Logan Marshall-Green was a punk kid whose life could have taken a much darker turn. “Mom did a good job of keeping me and my brother out of jail—for the most part,” the 35-year-old actor says with a mischievous grin.
“I mean, we still went to jail, but…” Marshall-Green and his identical-twin brother, film and television writer Taylor, both “ego-driven Scorpios” with a “Cain and Abel” dynamic, ran roughshod over the demands of their single mother while growing up in South Carolina. “I spent a couple of nights in jail. But it could have been worse, and we owe a lot of that to my mom, who somehow found a way to instill in us some sense of responsibility and moral fiber.”
If you spend enough time in New York, you’ll recognize guys like Marshall-Green, a working theater actor who’s happy toiling in grubby black boxes and reciting lines of Shakespeare to a half-empty room. “You can take just one sonnet and work it for a week,” he says. “It just goes to show what you can continue to wring out of the Bard’s verse.” Luckily for him, Marshall-Green also happens to look like a movie star. He has the sturdy physique of a dockworker and a languid handsomeness that insinuates itself, first suddenly and then gradually. It’s a physical alchemy that has served him well during his search for film and television projects such as Fox’s beloved soap opera The O.C., the M. Night Shyamalan–penned thriller Devil, and this summer’s Prometheus, filmmaker Ridley Scott’s prologue to the genre-defining Alien franchise.
He recently moved to Los Angeles, but divides his time between downtown L.A. and New York’s East Village to pursue both stage and screen acting. “I consider myself to be pretty blue-collar when it comes to punching a clock and handing a specific service over to people to help them get from A to B—like a bus driver,” he says, which isn’t to suggest that he’s devoid of passion. “Theater is a very religious thing for me. When you’re performing eight times a week, you’re being asked to carve your heart out, or fall in love, and every night you are challenging yourself to do that. It’s one of the toughest jobs out there.” In Hollywood, he says, he can tell the difference between those who parachuted into the business versus those who honed their craft. “You can spot the ones who didn’t wear their costume to high school the day their play opened,” he says, laughing.
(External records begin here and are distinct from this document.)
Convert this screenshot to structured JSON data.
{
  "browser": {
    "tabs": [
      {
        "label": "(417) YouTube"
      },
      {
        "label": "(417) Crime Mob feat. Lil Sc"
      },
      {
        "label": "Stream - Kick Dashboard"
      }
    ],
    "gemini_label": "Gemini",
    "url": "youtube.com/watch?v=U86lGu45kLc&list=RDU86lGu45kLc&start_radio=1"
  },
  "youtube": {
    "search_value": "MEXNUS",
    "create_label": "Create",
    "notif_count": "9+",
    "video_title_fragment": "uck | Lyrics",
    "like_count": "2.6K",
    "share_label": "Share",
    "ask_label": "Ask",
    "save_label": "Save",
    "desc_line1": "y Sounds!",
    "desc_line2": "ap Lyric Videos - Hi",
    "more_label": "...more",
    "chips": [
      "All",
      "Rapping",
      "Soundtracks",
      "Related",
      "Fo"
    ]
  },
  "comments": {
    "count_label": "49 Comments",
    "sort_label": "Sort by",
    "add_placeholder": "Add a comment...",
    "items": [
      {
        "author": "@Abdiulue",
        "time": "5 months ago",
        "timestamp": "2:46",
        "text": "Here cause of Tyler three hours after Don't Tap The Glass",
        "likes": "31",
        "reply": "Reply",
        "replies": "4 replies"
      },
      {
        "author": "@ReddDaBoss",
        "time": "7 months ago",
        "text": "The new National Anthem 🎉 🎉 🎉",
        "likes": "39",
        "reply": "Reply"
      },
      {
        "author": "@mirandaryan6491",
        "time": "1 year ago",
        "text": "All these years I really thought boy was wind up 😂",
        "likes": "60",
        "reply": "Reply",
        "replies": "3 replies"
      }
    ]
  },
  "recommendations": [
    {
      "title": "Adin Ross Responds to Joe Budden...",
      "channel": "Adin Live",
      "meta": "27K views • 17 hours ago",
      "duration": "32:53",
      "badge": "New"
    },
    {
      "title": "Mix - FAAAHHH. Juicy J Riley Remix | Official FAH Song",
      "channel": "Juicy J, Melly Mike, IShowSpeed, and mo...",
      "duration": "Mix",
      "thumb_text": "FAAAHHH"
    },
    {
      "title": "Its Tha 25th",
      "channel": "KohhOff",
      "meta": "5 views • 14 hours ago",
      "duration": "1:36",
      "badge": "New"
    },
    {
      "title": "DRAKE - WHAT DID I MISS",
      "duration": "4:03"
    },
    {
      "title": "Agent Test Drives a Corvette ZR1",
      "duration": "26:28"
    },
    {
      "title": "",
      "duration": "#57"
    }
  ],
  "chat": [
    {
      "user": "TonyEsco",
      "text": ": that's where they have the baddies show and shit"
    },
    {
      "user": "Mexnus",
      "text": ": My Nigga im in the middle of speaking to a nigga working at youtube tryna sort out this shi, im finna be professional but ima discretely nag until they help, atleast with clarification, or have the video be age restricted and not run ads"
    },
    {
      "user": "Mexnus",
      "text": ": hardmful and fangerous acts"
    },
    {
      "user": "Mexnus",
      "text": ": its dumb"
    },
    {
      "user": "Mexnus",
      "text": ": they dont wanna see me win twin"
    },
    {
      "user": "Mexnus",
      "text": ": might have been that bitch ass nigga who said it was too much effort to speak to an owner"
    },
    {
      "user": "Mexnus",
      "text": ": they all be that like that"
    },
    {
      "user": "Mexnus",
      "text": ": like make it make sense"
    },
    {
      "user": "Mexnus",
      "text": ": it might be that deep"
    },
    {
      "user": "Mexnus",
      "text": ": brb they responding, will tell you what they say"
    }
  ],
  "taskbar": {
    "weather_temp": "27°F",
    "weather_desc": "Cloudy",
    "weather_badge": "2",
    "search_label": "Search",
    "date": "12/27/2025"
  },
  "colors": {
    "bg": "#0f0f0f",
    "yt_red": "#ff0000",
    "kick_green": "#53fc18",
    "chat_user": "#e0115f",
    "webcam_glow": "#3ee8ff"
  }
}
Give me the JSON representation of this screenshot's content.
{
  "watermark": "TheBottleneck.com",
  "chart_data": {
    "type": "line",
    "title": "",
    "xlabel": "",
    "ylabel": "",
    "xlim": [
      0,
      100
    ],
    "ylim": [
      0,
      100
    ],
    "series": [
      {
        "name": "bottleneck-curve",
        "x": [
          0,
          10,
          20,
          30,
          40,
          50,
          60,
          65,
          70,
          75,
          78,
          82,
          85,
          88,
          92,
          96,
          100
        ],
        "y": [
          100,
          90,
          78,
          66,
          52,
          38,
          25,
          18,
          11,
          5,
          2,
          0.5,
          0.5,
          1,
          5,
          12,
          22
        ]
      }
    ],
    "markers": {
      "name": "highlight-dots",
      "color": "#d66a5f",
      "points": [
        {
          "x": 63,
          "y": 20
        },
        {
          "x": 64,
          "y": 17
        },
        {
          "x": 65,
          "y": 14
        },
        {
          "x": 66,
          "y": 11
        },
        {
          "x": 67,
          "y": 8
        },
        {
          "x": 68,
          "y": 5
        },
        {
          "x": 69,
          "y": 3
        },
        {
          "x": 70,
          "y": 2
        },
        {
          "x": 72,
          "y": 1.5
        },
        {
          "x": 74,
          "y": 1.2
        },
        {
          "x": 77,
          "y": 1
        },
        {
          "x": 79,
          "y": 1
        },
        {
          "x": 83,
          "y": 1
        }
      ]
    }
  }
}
Marshall-Green, who recently filmed Black Dog, Red Dog, an adaptation of Stephen Dobyns’ award-winning book of poetry, with Chloë Sevigny, James Franco, and Olivia Wilde, is an avid hiker and adventurer. He wears a tarnished gold chain and a chunky bronze ring on his finger. He has an arresting gaze, the kind that’s often adopted by highway patrol officers when you’ve been caught going 100 in a 70 zone. He is intense but not stuffy or self-serious, and you can tell he reads your every gesture. Until he turned 18, Marshall-Green wanted to broadcast New York Mets games on the radio for a living, partly out of a fanaticism for baseball but also just to do something worlds apart from his parents’ professions. His mother, Lowry Marshall, is a professor of theater at Brown University, and his father, the late Russell Earl Green, was also an actor. “I didn’t want to be in the theater, even though I’d done it my whole life. I just wanted to perform live. I wanted to be the next Bob Murphy,” he says of the legendary sports broadcaster.